For hundreds of years, people have been concerned about machinery taking their jobs, according to Gary Marchant, Lincoln Professor of Emerging Technologies, Law & Ethics at Arizona State University.
“All throughout the 20th century, people had concerns about this,” said Marchant, who is also a Regent’s Professor of Law and director of the Center for Law, Science and Innovation at ASU. “At one point, 50 or 60 percent of workers in America at the beginning of the 20th century were working in agriculture. That went down to 2 percent. … That’s always been the history over hundreds of years.”
But Marchant said that history has always included technology creating more jobs for people in the workforce, such as the rise of manufacturing in industrial cities. Yet as technology has advanced into the 21st century and artificial intelligence has been utilized more and more, Marchant said people are starting to question if this situation is different.
At 12:30 p.m. Monday, July 30, in the Hall of Philosophy, Marchant will deliver his lecture, “(When) Will a Robot Steal Your Job?” addressing concerns about artificial intelligence in the workforce and discussing possible solutions. His lecture is a part of the Lincoln Applied Ethics Series.
“First of all, what is the risk of this?,” Marchant said. “How likely is it that robots will take people’s jobs? … I think there’s no question that they will take some, and more and more over time.”
Marchant said that robots and computer programs powered by AI have a number of advantages that humans don’t across all fields in the workforce. They have the ability to quickly memorize massive amounts of information, they don’t need breaks or vacations and don’t take sick days.
But Marchant said humans have their own advantages over robots and computer programs.
“We have judgment and common sense,” Marchant said. “We have empathy, the ability to interact well and understand what other humans are going through and what they may need.”
Marchant said certain jobs will be more prone to being taken by robots than others. He will not only talk about the specific professions that are at risk, but also provide projections from different economists about how many total jobs may be lost in the near future.
“The estimates range anywhere, in the next 10 or 20 years, from 9 percent to 50 percent of all jobs,” Marchant said. “Maybe some of these new technologies, like artificial intelligence and so on, will replace those with new jobs. That’s always what’s historically happened in the past.”
But not everyone thinks history will repeat itself, according to Marchant.
“It doesn’t mean there won’t be serious disruptions even if we do have new jobs,” Marchant said. “But a lot of people are starting to think there many not be a lot of new jobs. Again, more and more, these computers can do better than a human. There may not be a huge increase in new jobs, in which case we’ll have a net loss of jobs.”
In addition to emerging technologies, Marchant teaches courses in law, governance of emerging technologies such as nanotechnology, neuroscience, biotechnology and artificial intelligence, and other fields. For his lecture, he will pull multiple areas of expertise to look at “the big picture” of this issue.

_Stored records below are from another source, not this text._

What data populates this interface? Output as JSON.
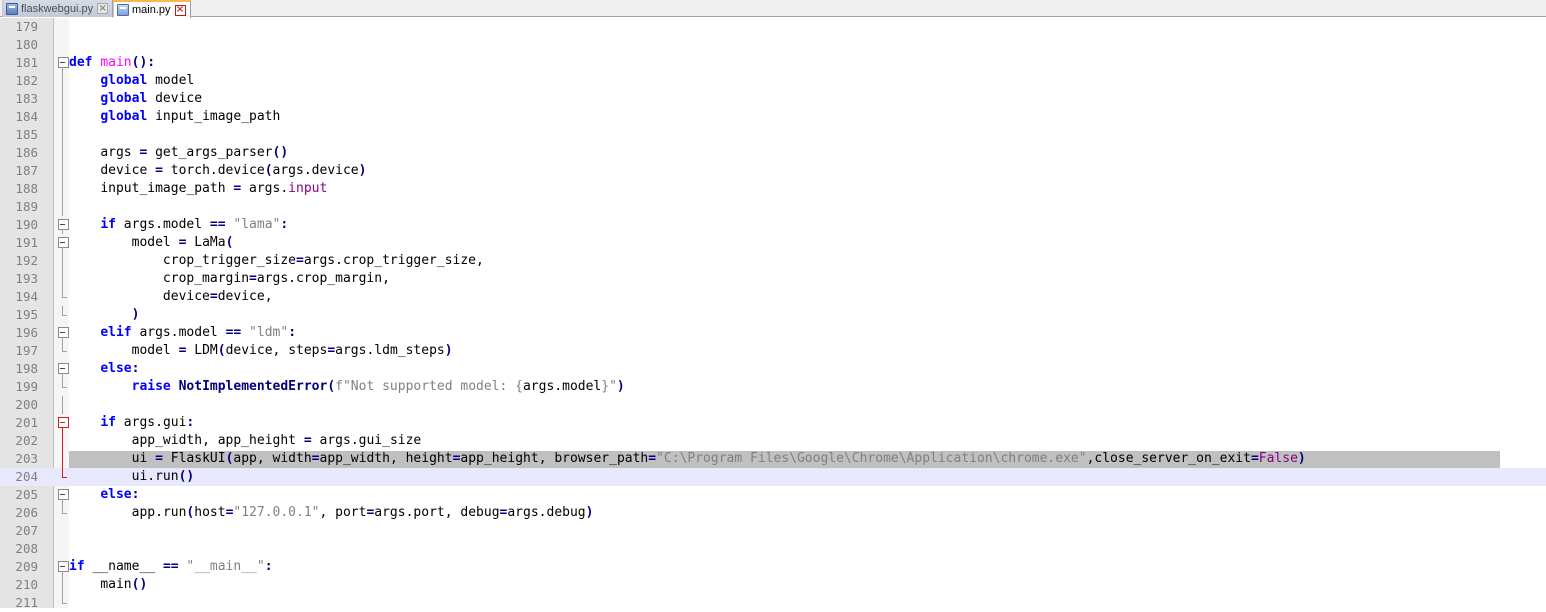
{
  "tabs": [
    {
      "label": "flaskwebgui.py",
      "active": false,
      "icon": "file-saved-icon"
    },
    {
      "label": "main.py",
      "active": true,
      "icon": "file-saved-icon"
    }
  ],
  "colors": {
    "keyword": "#0000ff",
    "function_name": "#ff00ff",
    "string": "#808080",
    "operator": "#000080",
    "builtin_attr": "#880088",
    "current_line": "#e8e8ff",
    "selection": "#c0c0c0"
  },
  "lines": [
    {
      "n": "179",
      "text": ""
    },
    {
      "n": "180",
      "text": ""
    },
    {
      "n": "181",
      "text": "def main():"
    },
    {
      "n": "182",
      "text": "    global model"
    },
    {
      "n": "183",
      "text": "    global device"
    },
    {
      "n": "184",
      "text": "    global input_image_path"
    },
    {
      "n": "185",
      "text": ""
    },
    {
      "n": "186",
      "text": "    args = get_args_parser()"
    },
    {
      "n": "187",
      "text": "    device = torch.device(args.device)"
    },
    {
      "n": "188",
      "text": "    input_image_path = args.input"
    },
    {
      "n": "189",
      "text": ""
    },
    {
      "n": "190",
      "text": "    if args.model == \"lama\":"
    },
    {
      "n": "191",
      "text": "        model = LaMa("
    },
    {
      "n": "192",
      "text": "            crop_trigger_size=args.crop_trigger_size,"
    },
    {
      "n": "193",
      "text": "            crop_margin=args.crop_margin,"
    },
    {
      "n": "194",
      "text": "            device=device,"
    },
    {
      "n": "195",
      "text": "        )"
    },
    {
      "n": "196",
      "text": "    elif args.model == \"ldm\":"
    },
    {
      "n": "197",
      "text": "        model = LDM(device, steps=args.ldm_steps)"
    },
    {
      "n": "198",
      "text": "    else:"
    },
    {
      "n": "199",
      "text": "        raise NotImplementedError(f\"Not supported model: {args.model}\")"
    },
    {
      "n": "200",
      "text": ""
    },
    {
      "n": "201",
      "text": "    if args.gui:"
    },
    {
      "n": "202",
      "text": "        app_width, app_height = args.gui_size"
    },
    {
      "n": "203",
      "text": "        ui = FlaskUI(app, width=app_width, height=app_height, browser_path=\"C:\\Program Files\\Google\\Chrome\\Application\\chrome.exe\",close_server_on_exit=False)"
    },
    {
      "n": "204",
      "text": "        ui.run()"
    },
    {
      "n": "205",
      "text": "    else:"
    },
    {
      "n": "206",
      "text": "        app.run(host=\"127.0.0.1\", port=args.port, debug=args.debug)"
    },
    {
      "n": "207",
      "text": ""
    },
    {
      "n": "208",
      "text": ""
    },
    {
      "n": "209",
      "text": "if __name__ == \"__main__\":"
    },
    {
      "n": "210",
      "text": "    main()"
    },
    {
      "n": "211",
      "text": ""
    }
  ]
}
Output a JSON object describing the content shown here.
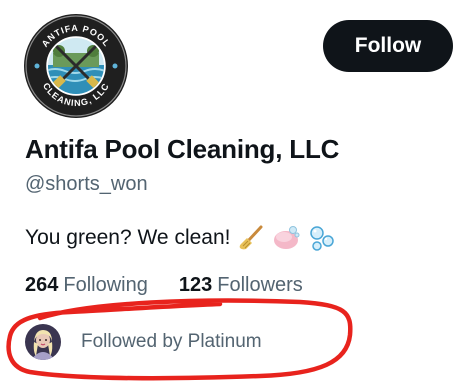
{
  "profile": {
    "display_name": "Antifa Pool Cleaning, LLC",
    "handle": "@shorts_won",
    "bio": "You green? We clean!",
    "avatar_logo_text": "ANTIFA POOL CLEANING, LLC",
    "bio_emojis": [
      "broom",
      "soap",
      "bubbles"
    ]
  },
  "actions": {
    "follow_label": "Follow"
  },
  "stats": {
    "following_count": "264",
    "following_label": "Following",
    "followers_count": "123",
    "followers_label": "Followers"
  },
  "followed_by": {
    "text": "Followed by Platinum"
  },
  "colors": {
    "primary_text": "#0f1419",
    "secondary_text": "#536471",
    "button_bg": "#0f1419",
    "annotation_red": "#e8231d"
  }
}
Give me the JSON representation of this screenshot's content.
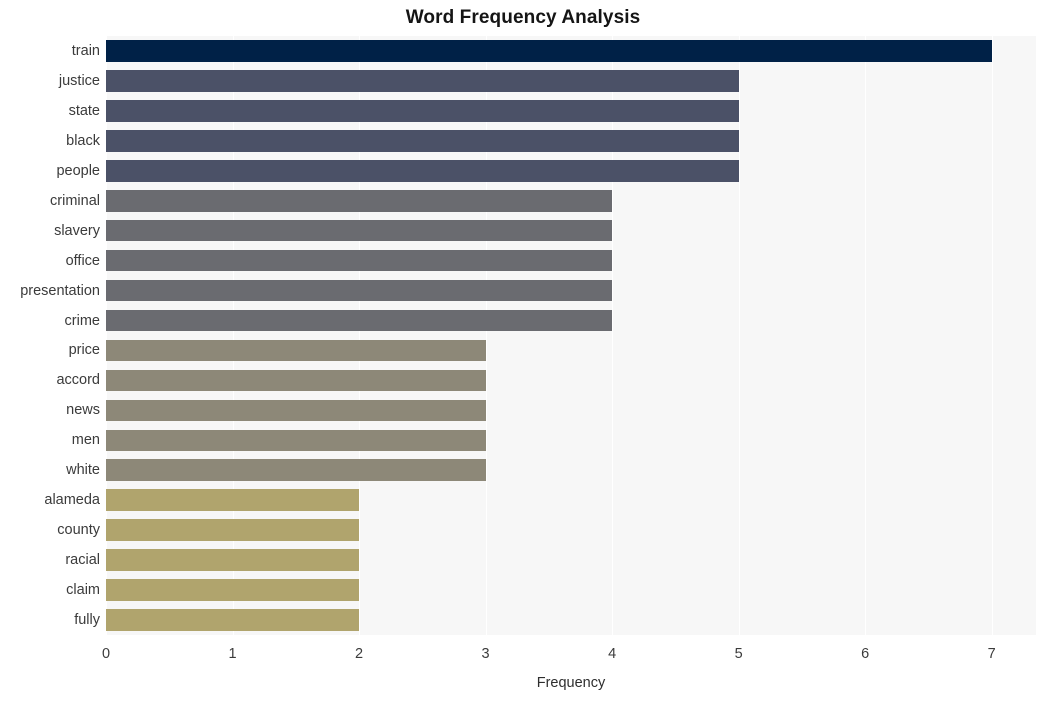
{
  "chart_data": {
    "type": "bar",
    "orientation": "horizontal",
    "title": "Word Frequency Analysis",
    "xlabel": "Frequency",
    "ylabel": "",
    "xlim": [
      0,
      7.35
    ],
    "xticks": [
      0,
      1,
      2,
      3,
      4,
      5,
      6,
      7
    ],
    "xtick_labels": [
      "0",
      "1",
      "2",
      "3",
      "4",
      "5",
      "6",
      "7"
    ],
    "grid": true,
    "grid_axis": "x",
    "grid_color": "#ffffff",
    "plot_background": "#f7f7f7",
    "figure_background": "#ffffff",
    "legend": null,
    "categories": [
      "train",
      "justice",
      "state",
      "black",
      "people",
      "criminal",
      "slavery",
      "office",
      "presentation",
      "crime",
      "price",
      "accord",
      "news",
      "men",
      "white",
      "alameda",
      "county",
      "racial",
      "claim",
      "fully"
    ],
    "values": [
      7,
      5,
      5,
      5,
      5,
      4,
      4,
      4,
      4,
      4,
      3,
      3,
      3,
      3,
      3,
      2,
      2,
      2,
      2,
      2
    ],
    "bar_colors": [
      "#002147",
      "#4b5167",
      "#4b5167",
      "#4b5167",
      "#4b5167",
      "#6a6b70",
      "#6a6b70",
      "#6a6b70",
      "#6a6b70",
      "#6a6b70",
      "#8d8878",
      "#8d8878",
      "#8d8878",
      "#8d8878",
      "#8d8878",
      "#b0a46d",
      "#b0a46d",
      "#b0a46d",
      "#b0a46d",
      "#b0a46d"
    ],
    "palette": {
      "tier_1_navy": "#002147",
      "tier_2_slate": "#4b5167",
      "tier_3_gray": "#6a6b70",
      "tier_4_taupe": "#8d8878",
      "tier_5_khaki": "#b0a46d"
    }
  }
}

“We’re looking at legal intervention; what kind of legal steps could possibly be taken (and) looking at what is ethical to do,” Marchant said. “I teach courses and give a lot of lectures on artificial intelligence. … (I am) looking across those different areas to sort of give a big picture of the situation.”